Anthony enjoyed Computer Games. Undoubtably his favourite was Diablo. His favourite character: Deckard Cain – to whom he bore, and acknowledged a passing resemblance. He could summon Cain merely by uttering the words “Stay a while and listen!”. His game characters were named as a pun on necromancy and his scepticism: Rezn. Rezn was, invariably, a necromancer and a resurrectionist. When Decard Cain died, in game, Anthony was heartbroken. When Anthony died, some friends made a digital pilgrimage to ‘The Ruins of Sescheron’. A digital destination of rememberance in a game.
Anthony struggled with Poverty for years. It is easy to dismiss poor choices and gossip about anybody lacking the latest consumer culture trinkets. That austere life is far harder to live. It is almost impossible to live in secular poverty. His poor wellbeing was not helped by his self medication. Without the generous, and frequently frustrated, help of our Older Sister, Anthony would have fallen between the cracks long ago. He persisted in weaving a warped fabric of social value within a world resisting his presence.
Expecting Anthony’s life to be revealed through one obituary is a mistake, it is found in the memories and affections of the people he knew and who knew him.

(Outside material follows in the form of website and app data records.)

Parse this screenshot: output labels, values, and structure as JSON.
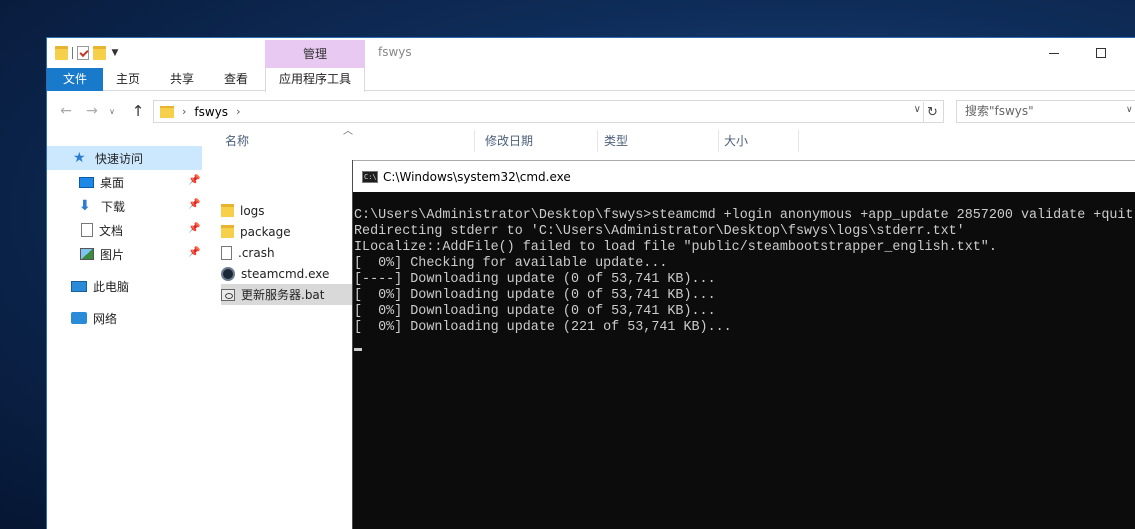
{
  "explorer": {
    "window_title": "fswys",
    "context_tab_group": "管理",
    "ribbon_tabs": [
      "文件",
      "主页",
      "共享",
      "查看",
      "应用程序工具"
    ],
    "address": {
      "path_segment": "fswys"
    },
    "search": {
      "placeholder": "搜索\"fswys\""
    },
    "nav_pane": {
      "quick_access": "快速访问",
      "items": [
        {
          "label": "桌面",
          "icon": "desktop-icon",
          "pinned": true
        },
        {
          "label": "下载",
          "icon": "download-icon",
          "pinned": true
        },
        {
          "label": "文档",
          "icon": "documents-icon",
          "pinned": true
        },
        {
          "label": "图片",
          "icon": "pictures-icon",
          "pinned": true
        }
      ],
      "this_pc": "此电脑",
      "network": "网络"
    },
    "columns": [
      "名称",
      "修改日期",
      "类型",
      "大小"
    ],
    "files": [
      {
        "name": "logs",
        "icon": "folder-icon"
      },
      {
        "name": "package",
        "icon": "folder-icon"
      },
      {
        "name": ".crash",
        "icon": "file-icon"
      },
      {
        "name": "steamcmd.exe",
        "icon": "steam-icon"
      },
      {
        "name": "更新服务器.bat",
        "icon": "batch-file-icon",
        "selected": true
      }
    ]
  },
  "cmd": {
    "title": "C:\\Windows\\system32\\cmd.exe",
    "lines": [
      "C:\\Users\\Administrator\\Desktop\\fswys>steamcmd +login anonymous +app_update 2857200 validate +quit",
      "Redirecting stderr to 'C:\\Users\\Administrator\\Desktop\\fswys\\logs\\stderr.txt'",
      "ILocalize::AddFile() failed to load file \"public/steambootstrapper_english.txt\".",
      "[  0%] Checking for available update...",
      "[----] Downloading update (0 of 53,741 KB)...",
      "[  0%] Downloading update (0 of 53,741 KB)...",
      "[  0%] Downloading update (0 of 53,741 KB)...",
      "[  0%] Downloading update (221 of 53,741 KB)..."
    ]
  }
}
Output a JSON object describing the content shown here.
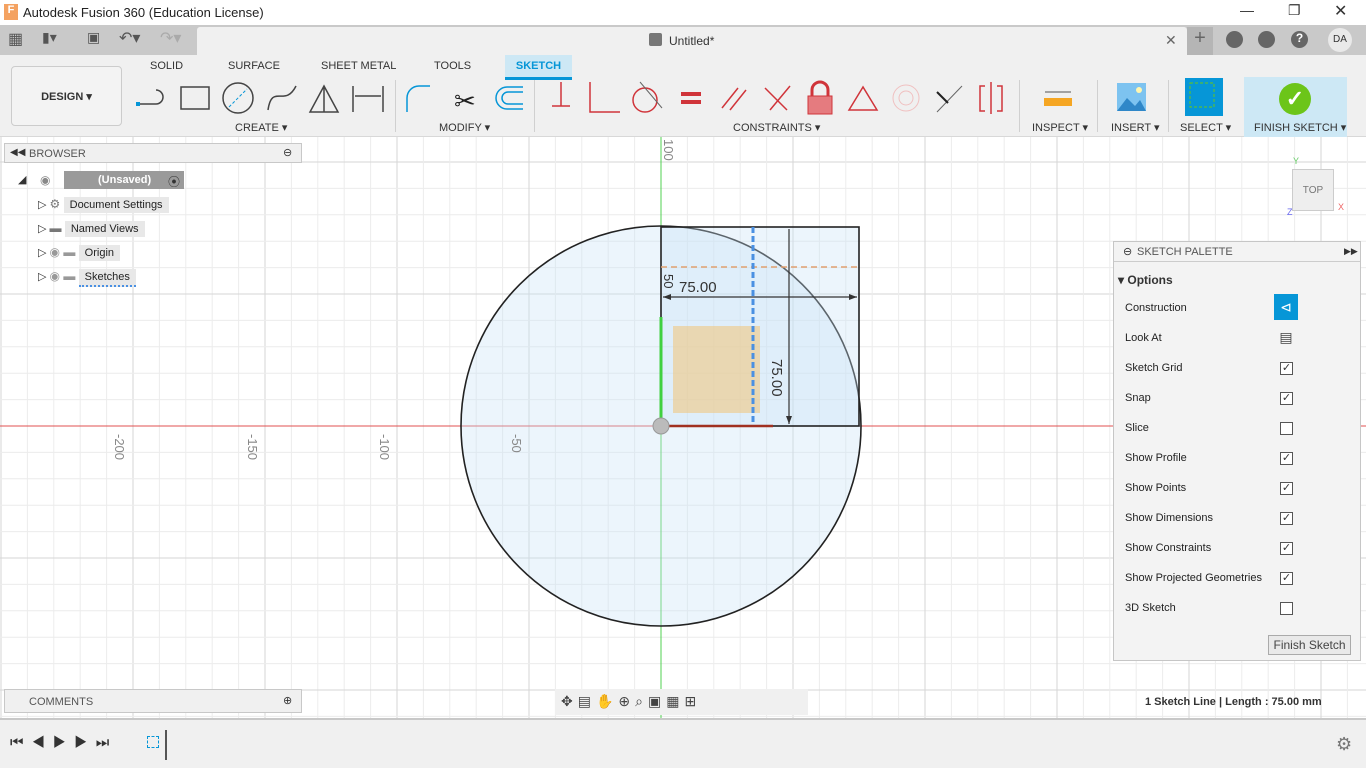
{
  "window": {
    "title": "Autodesk Fusion 360 (Education License)",
    "doc_title": "Untitled*",
    "user_initials": "DA"
  },
  "toolbar": {
    "workspace": "DESIGN ▾",
    "tabs": [
      "SOLID",
      "SURFACE",
      "SHEET METAL",
      "TOOLS",
      "SKETCH"
    ],
    "active_tab": "SKETCH",
    "groups": {
      "create": "CREATE ▾",
      "modify": "MODIFY ▾",
      "constraints": "CONSTRAINTS ▾",
      "inspect": "INSPECT ▾",
      "insert": "INSERT ▾",
      "select": "SELECT ▾",
      "finish": "FINISH SKETCH ▾"
    }
  },
  "browser": {
    "title": "BROWSER",
    "root": "(Unsaved)",
    "items": [
      "Document Settings",
      "Named Views",
      "Origin",
      "Sketches"
    ]
  },
  "comments": {
    "title": "COMMENTS"
  },
  "viewcube": {
    "face": "TOP",
    "x": "X",
    "y": "Y",
    "z": "Z"
  },
  "canvas": {
    "axis_labels": [
      "-200",
      "-150",
      "-100",
      "-50",
      "100"
    ],
    "dimensions": [
      "75.00",
      "75.00",
      "50"
    ]
  },
  "palette": {
    "title": "SKETCH PALETTE",
    "section": "Options",
    "rows": [
      {
        "label": "Construction",
        "type": "button"
      },
      {
        "label": "Look At",
        "type": "button"
      },
      {
        "label": "Sketch Grid",
        "checked": true
      },
      {
        "label": "Snap",
        "checked": true
      },
      {
        "label": "Slice",
        "checked": false
      },
      {
        "label": "Show Profile",
        "checked": true
      },
      {
        "label": "Show Points",
        "checked": true
      },
      {
        "label": "Show Dimensions",
        "checked": true
      },
      {
        "label": "Show Constraints",
        "checked": true
      },
      {
        "label": "Show Projected Geometries",
        "checked": true
      },
      {
        "label": "3D Sketch",
        "checked": false
      }
    ],
    "finish_button": "Finish Sketch"
  },
  "status": {
    "selection": "1 Sketch Line | Length : 75.00 mm"
  },
  "colors": {
    "accent": "#0696d7",
    "finish_green": "#6cc519",
    "constraint_red": "#d0343a"
  }
}
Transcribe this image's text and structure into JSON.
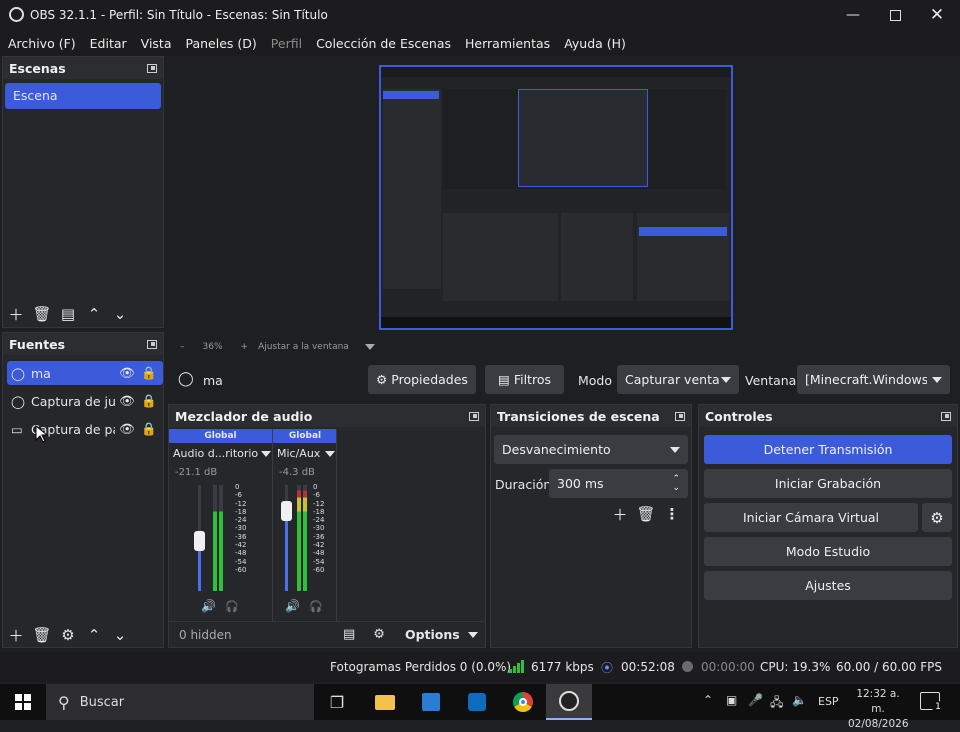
{
  "window": {
    "title": "OBS 32.1.1 - Perfil: Sin Título - Escenas: Sin Título"
  },
  "menu": [
    "Archivo (F)",
    "Editar",
    "Vista",
    "Paneles (D)",
    "Perfil",
    "Colección de Escenas",
    "Herramientas",
    "Ayuda (H)"
  ],
  "scenes": {
    "title": "Escenas",
    "items": [
      "Escena"
    ]
  },
  "sources": {
    "title": "Fuentes",
    "items": [
      "ma",
      "Captura de ju",
      "Captura de pa"
    ]
  },
  "preview_bar": {
    "zoom": "36%",
    "fit": "Ajustar a la ventana"
  },
  "source_bar": {
    "name": "ma",
    "props": "Propiedades",
    "filters": "Filtros",
    "mode_label": "Modo",
    "mode_value": "Capturar venta",
    "window_label": "Ventana",
    "window_value": "[Minecraft.Windows."
  },
  "mixer": {
    "title": "Mezclador de audio",
    "channels": [
      {
        "tag": "Global",
        "name": "Audio d...ritorio",
        "db": "-21.1 dB",
        "level": 0.75
      },
      {
        "tag": "Global",
        "name": "Mic/Aux",
        "db": "-4.3 dB",
        "level": 0.95
      }
    ],
    "scale": [
      "0",
      "-6",
      "-12",
      "-18",
      "-24",
      "-30",
      "-36",
      "-42",
      "-48",
      "-54",
      "-60"
    ],
    "hidden": "0 hidden",
    "options": "Options"
  },
  "transitions": {
    "title": "Transiciones de escena",
    "value": "Desvanecimiento",
    "duration_label": "Duración",
    "duration_value": "300 ms"
  },
  "controls": {
    "title": "Controles",
    "stop_stream": "Detener Transmisión",
    "start_record": "Iniciar Grabación",
    "start_virtualcam": "Iniciar Cámara Virtual",
    "studio_mode": "Modo Estudio",
    "settings": "Ajustes"
  },
  "statusbar": {
    "dropped": "Fotogramas Perdidos 0 (0.0%)",
    "bitrate": "6177 kbps",
    "stream_time": "00:52:08",
    "rec_time": "00:00:00",
    "cpu": "CPU: 19.3%",
    "fps": "60.00 / 60.00 FPS"
  },
  "taskbar": {
    "search_placeholder": "Buscar",
    "lang": "ESP",
    "time": "12:32 a. m.",
    "date": "02/08/2026",
    "notifications": "1"
  },
  "colors": {
    "accent": "#3b5bdb",
    "bg": "#1e1f22",
    "panel": "#26272b",
    "meter_green": "#2fbf3a",
    "meter_yellow": "#c9c22d",
    "meter_red": "#b2323a"
  }
}
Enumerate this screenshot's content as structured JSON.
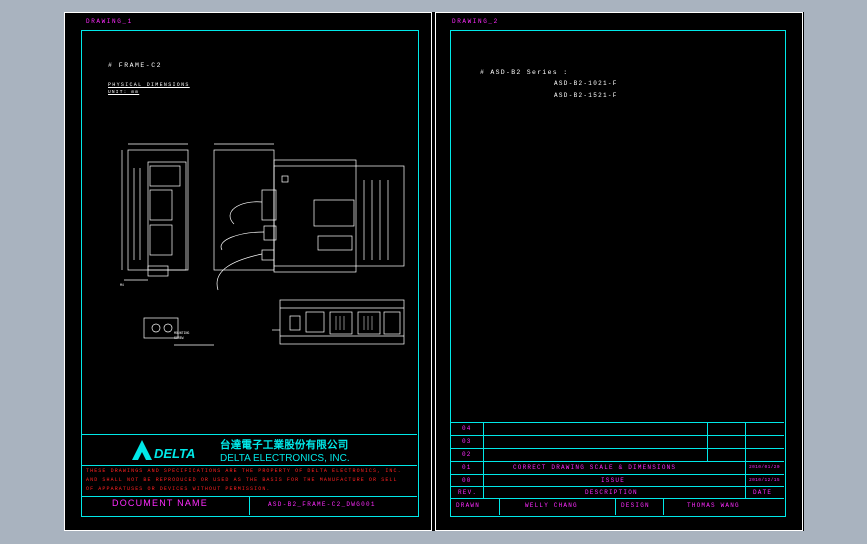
{
  "sheet1": {
    "title": "DRAWING_1",
    "frame_name": "# FRAME-C2",
    "phys_dim": "PHYSICAL DIMENSIONS",
    "unit": "UNIT: mm",
    "company_cn": "台達電子工業股份有限公司",
    "company_en": "DELTA ELECTRONICS, INC.",
    "logo_text": "DELTA",
    "notice_line1": "THESE DRAWINGS AND SPECIFICATIONS ARE THE PROPERTY OF DELTA ELECTRONICS, INC.",
    "notice_line2": "AND SHALL NOT BE REPRODUCED OR USED AS THE BASIS FOR THE MANUFACTURE OR SELL",
    "notice_line3": "OF APPARATUSES OR DEVICES WITHOUT PERMISSION.",
    "doc_name_label": "DOCUMENT NAME",
    "doc_name_value": "ASD-B2_FRAME-C2_DWG001"
  },
  "sheet2": {
    "title": "DRAWING_2",
    "series": "# ASD-B2 Series :",
    "models": [
      "ASD-B2-1021-F",
      "ASD-B2-1521-F"
    ],
    "revisions": [
      {
        "rev": "04",
        "desc": "",
        "date": ""
      },
      {
        "rev": "03",
        "desc": "",
        "date": ""
      },
      {
        "rev": "02",
        "desc": "",
        "date": ""
      },
      {
        "rev": "01",
        "desc": "CORRECT DRAWING SCALE & DIMENSIONS",
        "date": "2010/01/20"
      },
      {
        "rev": "00",
        "desc": "ISSUE",
        "date": "2010/12/15"
      }
    ],
    "rev_header": "REV.",
    "desc_header": "DESCRIPTION",
    "date_header": "DATE",
    "drawn_label": "DRAWN",
    "drawn_by": "WELLY CHANG",
    "design_label": "DESIGN",
    "design_by": "THOMAS WANG"
  },
  "colors": {
    "background": "#a9b3bf",
    "canvas": "#000000",
    "frame": "#ffffff",
    "border": "#00e8e8",
    "text_label": "#ff2bff",
    "notice": "#ff2020",
    "company": "#00e8e8"
  }
}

He enjoyed his life which, given his circumstances, was a profound achievement.